Problem:
Below are entries; tally how many lines hold the string "label" and answer with only that figure.

The records:
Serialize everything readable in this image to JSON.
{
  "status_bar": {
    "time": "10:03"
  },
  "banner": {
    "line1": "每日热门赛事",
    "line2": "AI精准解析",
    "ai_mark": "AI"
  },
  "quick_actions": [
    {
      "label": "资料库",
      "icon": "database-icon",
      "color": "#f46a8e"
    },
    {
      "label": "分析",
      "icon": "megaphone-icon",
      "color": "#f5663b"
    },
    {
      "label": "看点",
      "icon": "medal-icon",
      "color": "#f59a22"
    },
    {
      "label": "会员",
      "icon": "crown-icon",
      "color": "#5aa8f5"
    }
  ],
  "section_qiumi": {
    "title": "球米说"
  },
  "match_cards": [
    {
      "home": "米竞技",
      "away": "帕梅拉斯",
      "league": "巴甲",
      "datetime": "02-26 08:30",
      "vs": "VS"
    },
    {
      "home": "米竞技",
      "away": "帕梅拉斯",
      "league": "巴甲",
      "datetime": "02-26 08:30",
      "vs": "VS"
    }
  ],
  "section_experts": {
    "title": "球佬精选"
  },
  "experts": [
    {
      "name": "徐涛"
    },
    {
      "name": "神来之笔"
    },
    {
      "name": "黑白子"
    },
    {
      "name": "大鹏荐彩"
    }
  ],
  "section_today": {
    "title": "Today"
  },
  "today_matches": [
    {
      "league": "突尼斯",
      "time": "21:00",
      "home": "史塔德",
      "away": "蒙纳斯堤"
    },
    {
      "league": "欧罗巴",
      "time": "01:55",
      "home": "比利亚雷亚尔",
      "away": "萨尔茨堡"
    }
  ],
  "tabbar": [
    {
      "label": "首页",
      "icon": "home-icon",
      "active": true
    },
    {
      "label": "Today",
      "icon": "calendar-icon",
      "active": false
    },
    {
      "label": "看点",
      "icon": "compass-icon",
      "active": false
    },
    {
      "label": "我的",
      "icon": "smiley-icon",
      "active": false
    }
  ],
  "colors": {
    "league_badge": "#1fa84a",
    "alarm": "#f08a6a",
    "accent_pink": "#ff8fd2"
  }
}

Response area:
8